Sugar Hits and Cuckoo Chicks

I was watching TV the other day; ‘The Secret Life of 4 Year Olds’. As an experiment, three children were each given a tablet to play with. From that moment every bit of physical movement, apart from the press or swipe of a finger ceased. Even the smell of marshmallows and dipping chocolate could not get the kids to look up from their screens.

It set me wondering why such powerful alchemy has not already seen the demise of the picture book. I have a vested interest of course, but even so I think there are good reasons to believe that the picture book will survive. I’m less certain about printed adult fiction, although that also seems to be holding up in the face of the touch screen.

Why do I single out picture books? Because in their case the medium which carries the storytelling really matters. A novel is squiggles on a page. In a very real sense it is already virtual. It springs to life in the merging of the writer’s and readers’ shared imagination. It doesn’t, therefore, really matter what medium carries the story so long as the device is thought of fondly. And that depends on it being so efficient that it can be ignored, effectively disappearing as the imagined world of the story comes into view.

Picture books are different. They have two different kinds of squiggles; the words and the pictures. And these have fixed spatial relationships to each other and to the page turns. These graphic relationships form an important part of the storytelling. The stories are anchored to the book itself.

When the blue balloon turns into rainbow colours at the end of the story, that is not an imagined event. It is a concrete event fixed by the illustration.
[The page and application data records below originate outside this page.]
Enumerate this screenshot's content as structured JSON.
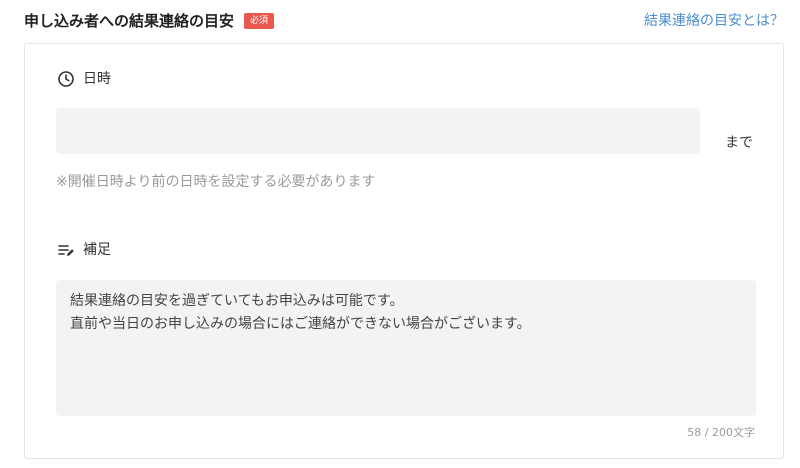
{
  "section": {
    "title": "申し込み者への結果連絡の目安",
    "required_badge": "必須",
    "help_link": "結果連絡の目安とは？"
  },
  "datetime_field": {
    "label": "日時",
    "icon": "clock-icon",
    "value": "",
    "suffix": "まで",
    "hint": "※開催日時より前の日時を設定する必要があります"
  },
  "supplement_field": {
    "label": "補足",
    "icon": "notes-edit-icon",
    "value": "結果連絡の目安を過ぎていてもお申込みは可能です。\n直前や当日のお申し込みの場合にはご連絡ができない場合がございます。",
    "char_count": "58 / 200文字"
  },
  "colors": {
    "badge": "#e8584f",
    "link": "#4b8fd0",
    "input_bg": "#f2f3f5",
    "hint": "#9a9a9a"
  }
}
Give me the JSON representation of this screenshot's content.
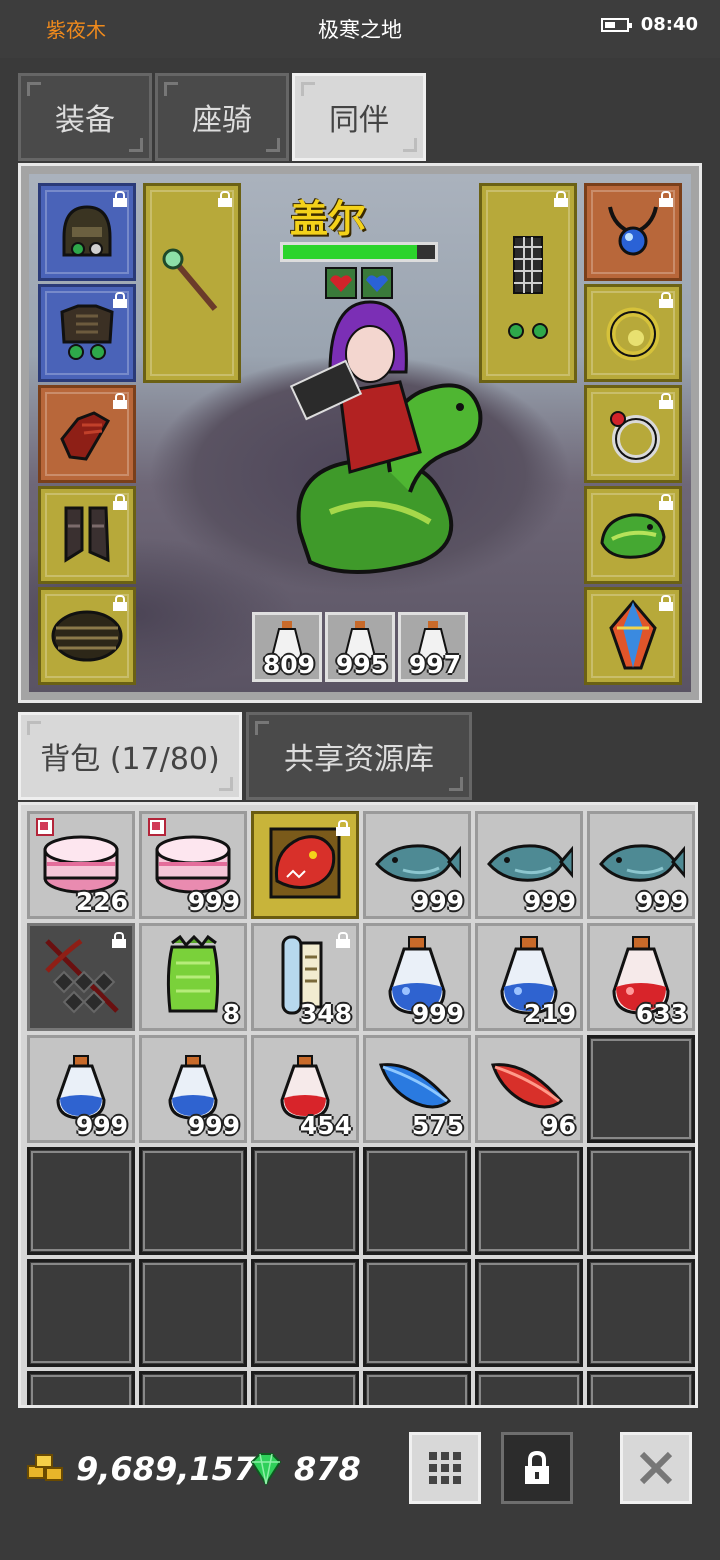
{
  "status_bar": {
    "player_name": "紫夜木",
    "map_name": "极寒之地",
    "time": "08:40"
  },
  "tabs": [
    {
      "label": "装备",
      "active": false
    },
    {
      "label": "座骑",
      "active": false
    },
    {
      "label": "同伴",
      "active": true
    }
  ],
  "companion": {
    "name": "盖尔",
    "hp_fraction": 0.88,
    "potions": [
      {
        "type": "white-potion",
        "count": "809"
      },
      {
        "type": "white-potion",
        "count": "995"
      },
      {
        "type": "white-potion",
        "count": "997"
      }
    ]
  },
  "equip_slots": {
    "left": [
      "helmet-icon",
      "armor-icon",
      "glove-icon",
      "boots-icon",
      "belt-icon"
    ],
    "weapon": "staff-icon",
    "offhand": "cage-icon",
    "right": [
      "amulet-icon",
      "ring-gold-icon",
      "ring-silver-icon",
      "snake-mount-icon",
      "crystal-icon"
    ]
  },
  "bag_tabs": [
    {
      "label": "背包 (17/80)",
      "active": true
    },
    {
      "label": "共享资源库",
      "active": false
    }
  ],
  "inventory": [
    {
      "icon": "cake-icon",
      "count": "226",
      "style": "normal",
      "new": true
    },
    {
      "icon": "cake-icon",
      "count": "999",
      "style": "normal",
      "new": true
    },
    {
      "icon": "dragon-head-icon",
      "count": "",
      "style": "gold",
      "locked": true
    },
    {
      "icon": "fish-icon",
      "count": "999",
      "style": "normal"
    },
    {
      "icon": "fish-icon",
      "count": "999",
      "style": "normal"
    },
    {
      "icon": "fish-icon",
      "count": "999",
      "style": "normal"
    },
    {
      "icon": "crossbow-icon",
      "count": "",
      "style": "dark",
      "locked": true
    },
    {
      "icon": "green-bag-icon",
      "count": "8",
      "style": "normal"
    },
    {
      "icon": "scroll-icon",
      "count": "348",
      "style": "normal",
      "locked": true
    },
    {
      "icon": "blue-potion-icon",
      "count": "999",
      "style": "normal"
    },
    {
      "icon": "blue-potion-icon",
      "count": "219",
      "style": "normal"
    },
    {
      "icon": "red-potion-icon",
      "count": "633",
      "style": "normal"
    },
    {
      "icon": "small-blue-potion-icon",
      "count": "999",
      "style": "normal"
    },
    {
      "icon": "small-blue-potion-icon",
      "count": "999",
      "style": "normal"
    },
    {
      "icon": "small-red-potion-icon",
      "count": "454",
      "style": "normal"
    },
    {
      "icon": "blue-feather-icon",
      "count": "575",
      "style": "normal"
    },
    {
      "icon": "red-feather-icon",
      "count": "96",
      "style": "normal"
    }
  ],
  "inventory_capacity_visible": 24,
  "currency": {
    "gold": "9,689,157",
    "gems": "878"
  },
  "bottom_buttons": [
    "grid-menu-button",
    "lock-button",
    "close-button"
  ],
  "colors": {
    "accent_orange": "#f08a1c",
    "name_yellow": "#f4d21a",
    "hp_green": "#2cd42c"
  }
}
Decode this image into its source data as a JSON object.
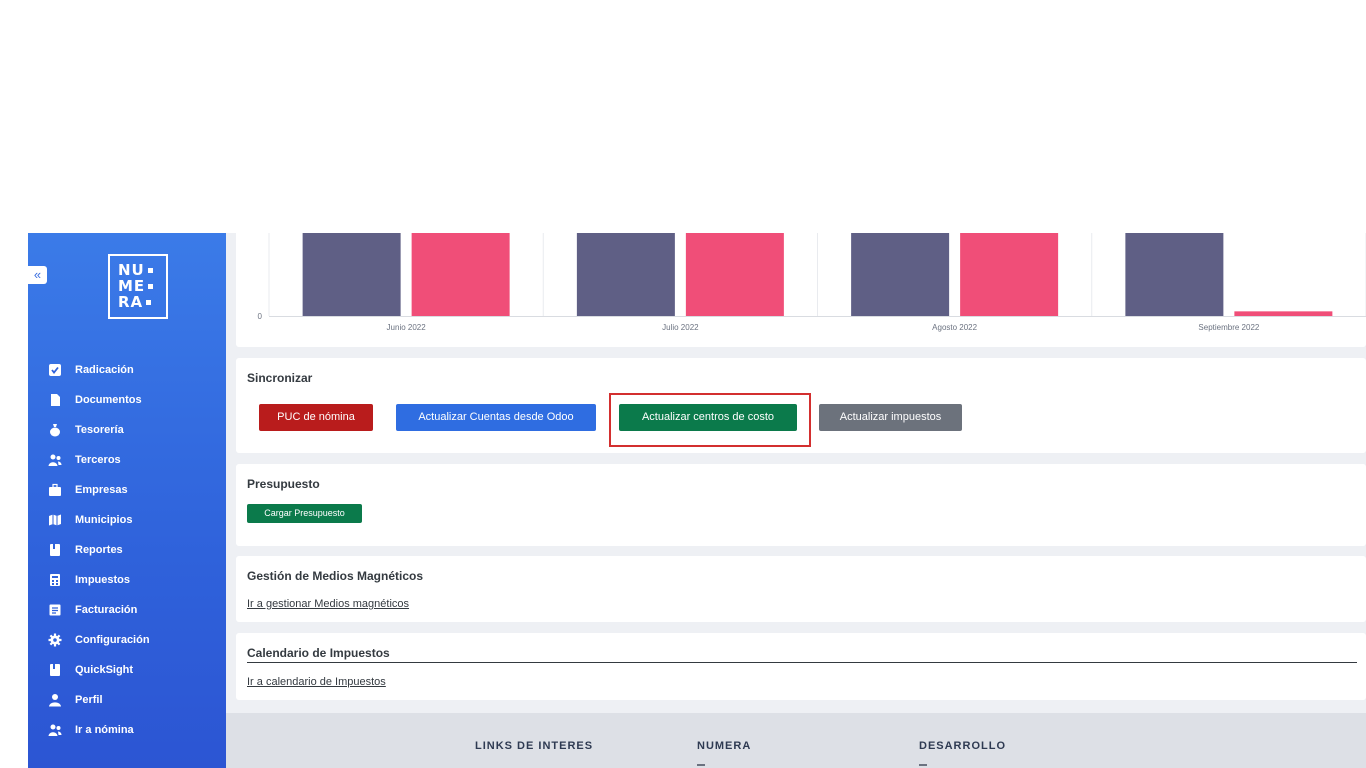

In fact, to a small child, the story is the book. It might live in a special place on the bookshelf or be lost under the sofa, but it is not floating somewhere in the digital ether. It is real.

So the story binds to the book and is entire and discrete. It cannot be added to or subtracted from. And unlike an event on a tablet it does not have to rent a timeshare of the screen until one of a million alternative choices replaces it. This physical reality gives it heft which translates into value, both as a commercial object and in the mind of the child, where at best it assumes special status.

A story lovingly crafted into the pages of a picture book will only take a few minutes to read, but it will be read repeatedly. It will hopefully become a little dog-eared. It will somehow gain value over time.

But surely digital media would elevate The Blue Balloon? It could open up all kinds of interactivity, virtually expanding the reach of the book’s pull-out pages? Yes it could. It could introduce animation. And sound. It could offer alternative endings. It could teach children their colours. It could fill each virtual page with buttons to press. It could do a million exciting things that ‘add value’. In fact, if it didn’t offer all that excitement how would it compete with the digital games on the same device?

But that is the point. Throughout human history stories have mirrored the course of real life, each offering only one linear reality; no optional endings and no distractions. A story’s primary purpose and its central appeal has always been to relate what happened next. The experience is as familiar to us as the oxygen we breathe and so we take it for granted. But it relies on a fragile contract between the storyteller and the reader. ‘You sit down and listen – and I will tell you what happened’.

Suspended disbelief requires a certain quietness. Interactivity taken to the extreme of offering alternative outcomes and reader input usurps the authority of the storyteller and severs that strange and primal bond. It destroys story. I think that is at least part of the reason why tablets are not the automatic replacement for picture books that they first seemed.

But I have one huge caveat. Touch screens are brilliant. Dazzlingly so. Their user-friendliness is devastatingly solicitous. They are sugar hits. They are attention seekers. They are time gobblers. Given the choice children will pretty much always choose them over anything else. It is entirely possible that, like cuckoo chicks, they will elbow out picture books along with exercise and much else besides, simply by eating up time.

So like marshmallows and dipping chocolate they need to be rationed. For storytelling with pictures, let children be mesmerised by the picture book, not by the touch screen. Then when the story comes to an end there will be no endless stream of swipes and presses clamouring for attention. And it will be time for bed.

Mick Inkpen is one of today’s most popular picture book author/illustrators and the famous creator of both Kipper and Wibbly Pig. Mick has won the Children’s Book Award for Threadbear and the British Book Award twice, for Penguin Small and Lullabyhullaballoo. Kipper won a BAFTA for Best Animated Film. The year 2019 sees the 30th Anniversary of Kipper’s debut appearance in The Blue Balloon.